As a historical anthropologist, ultimately, I do not find the analytical tools Ahmed presents as alternatives to be compelling enough to apply in my own scholarship when compared to the kinds of interventions anthropologists of Islam have made and are making, including revisiting and recuperating philology, one of Ahmed’s themes. What is Islam? may speak to scholars differently depending on our disciplinary location but in my view the book’s virtues are distinct from Ahmed’s ambitions for it as its author. I benefitted tremendously from Ahmed’s generative work and his many lucid insights; many of my favorite parts of the book are quietly hidden in the footnotes, such as his sharp reading of an elliptical Punjabi joke or his detailed argument with a particular interlocutor and these are the parts I will likely cite again and again. These arguments focused on the specificities of his archive are likely to be overshadowed by the splashy, clunky theoretical argument of the book in which Ahmed distinguishes his conceptual tools from other theorists like Hans-Georg Gadamer, Wilfred Cantwell Smith, Talal Asad and many others.
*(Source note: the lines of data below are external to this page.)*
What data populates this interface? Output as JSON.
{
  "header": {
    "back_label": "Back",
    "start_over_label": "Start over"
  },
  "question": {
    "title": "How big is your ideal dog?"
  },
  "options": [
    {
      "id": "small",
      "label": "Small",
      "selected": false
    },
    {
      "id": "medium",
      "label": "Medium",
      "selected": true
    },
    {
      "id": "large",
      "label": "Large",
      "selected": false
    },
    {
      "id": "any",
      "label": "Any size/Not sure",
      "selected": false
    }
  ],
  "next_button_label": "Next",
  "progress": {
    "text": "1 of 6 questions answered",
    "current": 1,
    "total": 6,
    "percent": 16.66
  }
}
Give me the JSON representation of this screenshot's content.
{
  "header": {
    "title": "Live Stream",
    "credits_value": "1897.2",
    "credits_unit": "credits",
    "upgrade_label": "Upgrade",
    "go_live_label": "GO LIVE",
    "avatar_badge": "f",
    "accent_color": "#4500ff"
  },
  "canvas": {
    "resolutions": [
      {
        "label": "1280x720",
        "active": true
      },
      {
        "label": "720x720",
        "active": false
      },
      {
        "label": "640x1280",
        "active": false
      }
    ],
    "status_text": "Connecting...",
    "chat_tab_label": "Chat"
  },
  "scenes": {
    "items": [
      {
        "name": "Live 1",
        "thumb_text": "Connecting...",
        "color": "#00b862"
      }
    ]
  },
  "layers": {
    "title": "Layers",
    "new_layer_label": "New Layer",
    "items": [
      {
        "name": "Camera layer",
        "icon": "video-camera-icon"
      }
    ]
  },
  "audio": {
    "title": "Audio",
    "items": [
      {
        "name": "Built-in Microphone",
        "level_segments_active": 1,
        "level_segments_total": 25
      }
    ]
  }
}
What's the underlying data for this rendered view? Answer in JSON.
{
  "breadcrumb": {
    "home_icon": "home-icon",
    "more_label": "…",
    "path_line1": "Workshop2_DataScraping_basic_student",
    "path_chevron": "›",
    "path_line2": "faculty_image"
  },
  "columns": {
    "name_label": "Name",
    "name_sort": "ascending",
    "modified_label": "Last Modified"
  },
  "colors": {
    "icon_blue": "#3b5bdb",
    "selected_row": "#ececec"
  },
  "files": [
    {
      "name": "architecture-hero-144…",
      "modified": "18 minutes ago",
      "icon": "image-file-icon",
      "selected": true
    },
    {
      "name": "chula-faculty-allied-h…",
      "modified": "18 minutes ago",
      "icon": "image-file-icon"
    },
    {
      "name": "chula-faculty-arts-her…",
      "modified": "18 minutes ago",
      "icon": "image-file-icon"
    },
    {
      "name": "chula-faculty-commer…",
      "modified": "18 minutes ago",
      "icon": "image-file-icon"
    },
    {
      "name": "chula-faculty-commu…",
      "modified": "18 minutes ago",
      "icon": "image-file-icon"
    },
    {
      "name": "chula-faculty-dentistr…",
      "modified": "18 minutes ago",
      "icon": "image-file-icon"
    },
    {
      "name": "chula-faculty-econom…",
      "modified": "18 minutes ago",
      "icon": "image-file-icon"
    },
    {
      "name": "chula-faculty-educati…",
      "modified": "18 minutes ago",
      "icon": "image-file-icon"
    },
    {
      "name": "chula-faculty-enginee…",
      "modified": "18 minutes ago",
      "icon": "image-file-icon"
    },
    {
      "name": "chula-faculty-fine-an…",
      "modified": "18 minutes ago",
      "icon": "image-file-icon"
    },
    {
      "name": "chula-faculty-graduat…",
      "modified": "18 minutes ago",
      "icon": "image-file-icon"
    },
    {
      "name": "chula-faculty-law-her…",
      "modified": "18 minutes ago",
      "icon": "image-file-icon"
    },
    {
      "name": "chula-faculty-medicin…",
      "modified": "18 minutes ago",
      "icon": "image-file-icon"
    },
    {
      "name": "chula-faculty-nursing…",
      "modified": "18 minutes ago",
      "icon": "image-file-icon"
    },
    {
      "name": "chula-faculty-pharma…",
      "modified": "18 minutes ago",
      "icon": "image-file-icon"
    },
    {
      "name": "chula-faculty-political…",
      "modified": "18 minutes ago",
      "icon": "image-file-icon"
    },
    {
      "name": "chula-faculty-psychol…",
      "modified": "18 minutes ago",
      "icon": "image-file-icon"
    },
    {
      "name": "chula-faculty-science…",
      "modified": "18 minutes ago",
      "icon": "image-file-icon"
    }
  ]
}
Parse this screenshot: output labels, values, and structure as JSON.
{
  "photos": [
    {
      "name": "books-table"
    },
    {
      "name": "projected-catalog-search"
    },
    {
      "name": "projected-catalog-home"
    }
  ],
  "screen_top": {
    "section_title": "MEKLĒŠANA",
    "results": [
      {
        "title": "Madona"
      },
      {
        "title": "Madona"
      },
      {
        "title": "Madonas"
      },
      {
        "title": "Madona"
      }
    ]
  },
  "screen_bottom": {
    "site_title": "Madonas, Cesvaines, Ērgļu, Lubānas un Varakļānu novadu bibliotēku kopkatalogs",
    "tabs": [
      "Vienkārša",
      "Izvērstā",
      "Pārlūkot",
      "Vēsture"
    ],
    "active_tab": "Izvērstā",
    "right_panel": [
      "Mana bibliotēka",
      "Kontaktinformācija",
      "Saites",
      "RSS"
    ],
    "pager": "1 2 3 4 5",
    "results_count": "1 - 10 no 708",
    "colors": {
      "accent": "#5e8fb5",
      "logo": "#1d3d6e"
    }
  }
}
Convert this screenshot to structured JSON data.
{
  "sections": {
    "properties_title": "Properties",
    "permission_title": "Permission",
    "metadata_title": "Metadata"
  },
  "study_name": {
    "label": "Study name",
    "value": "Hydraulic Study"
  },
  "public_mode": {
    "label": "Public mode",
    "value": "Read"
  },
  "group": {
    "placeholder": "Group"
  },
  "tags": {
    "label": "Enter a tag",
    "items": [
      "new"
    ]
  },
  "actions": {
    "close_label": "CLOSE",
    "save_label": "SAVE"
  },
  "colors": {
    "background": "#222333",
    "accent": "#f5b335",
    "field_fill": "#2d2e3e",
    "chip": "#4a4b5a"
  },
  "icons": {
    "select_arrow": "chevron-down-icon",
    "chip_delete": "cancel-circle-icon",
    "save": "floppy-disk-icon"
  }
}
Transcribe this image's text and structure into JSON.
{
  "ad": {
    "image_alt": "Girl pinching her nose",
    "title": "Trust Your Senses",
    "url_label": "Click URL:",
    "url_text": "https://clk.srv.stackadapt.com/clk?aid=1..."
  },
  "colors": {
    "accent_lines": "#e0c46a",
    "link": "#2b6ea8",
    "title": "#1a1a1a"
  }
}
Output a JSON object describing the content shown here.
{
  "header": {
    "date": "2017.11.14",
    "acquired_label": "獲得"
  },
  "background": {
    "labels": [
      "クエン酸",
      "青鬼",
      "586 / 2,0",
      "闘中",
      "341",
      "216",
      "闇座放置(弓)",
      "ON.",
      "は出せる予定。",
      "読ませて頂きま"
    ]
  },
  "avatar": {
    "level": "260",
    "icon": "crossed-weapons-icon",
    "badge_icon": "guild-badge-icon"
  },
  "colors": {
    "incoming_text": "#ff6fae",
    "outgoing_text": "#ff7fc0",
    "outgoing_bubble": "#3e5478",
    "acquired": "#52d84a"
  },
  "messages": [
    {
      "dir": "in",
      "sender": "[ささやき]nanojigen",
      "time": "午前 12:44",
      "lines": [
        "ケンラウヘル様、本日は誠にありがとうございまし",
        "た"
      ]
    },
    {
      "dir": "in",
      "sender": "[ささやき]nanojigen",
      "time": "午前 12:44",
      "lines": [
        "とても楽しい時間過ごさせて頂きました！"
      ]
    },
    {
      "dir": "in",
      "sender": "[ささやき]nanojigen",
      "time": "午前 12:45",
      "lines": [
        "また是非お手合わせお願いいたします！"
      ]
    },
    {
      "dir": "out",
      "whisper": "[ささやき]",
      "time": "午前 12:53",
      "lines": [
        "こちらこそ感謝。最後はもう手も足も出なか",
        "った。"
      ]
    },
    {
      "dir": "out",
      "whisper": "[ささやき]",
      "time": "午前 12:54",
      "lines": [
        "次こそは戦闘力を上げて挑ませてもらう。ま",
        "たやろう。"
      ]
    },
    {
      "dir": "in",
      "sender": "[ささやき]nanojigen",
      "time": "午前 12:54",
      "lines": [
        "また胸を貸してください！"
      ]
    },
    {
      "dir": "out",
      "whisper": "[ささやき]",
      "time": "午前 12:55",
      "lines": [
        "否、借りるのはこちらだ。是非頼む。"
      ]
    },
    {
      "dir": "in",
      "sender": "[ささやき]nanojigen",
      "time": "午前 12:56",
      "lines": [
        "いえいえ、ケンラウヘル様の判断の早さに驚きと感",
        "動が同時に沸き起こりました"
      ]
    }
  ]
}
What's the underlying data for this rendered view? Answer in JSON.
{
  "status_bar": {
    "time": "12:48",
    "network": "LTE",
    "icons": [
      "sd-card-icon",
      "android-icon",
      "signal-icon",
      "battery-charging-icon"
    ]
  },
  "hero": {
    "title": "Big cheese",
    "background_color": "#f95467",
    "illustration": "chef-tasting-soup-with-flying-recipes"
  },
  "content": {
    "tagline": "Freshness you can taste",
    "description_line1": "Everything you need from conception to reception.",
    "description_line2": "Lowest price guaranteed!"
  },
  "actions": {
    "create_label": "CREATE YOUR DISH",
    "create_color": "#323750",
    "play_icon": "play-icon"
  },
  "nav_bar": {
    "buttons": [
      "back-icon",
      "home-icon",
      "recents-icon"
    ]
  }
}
Still I left the book inspired, energized, and emboldened to think big, to take risks, and with renewed purpose to write with care about Islam.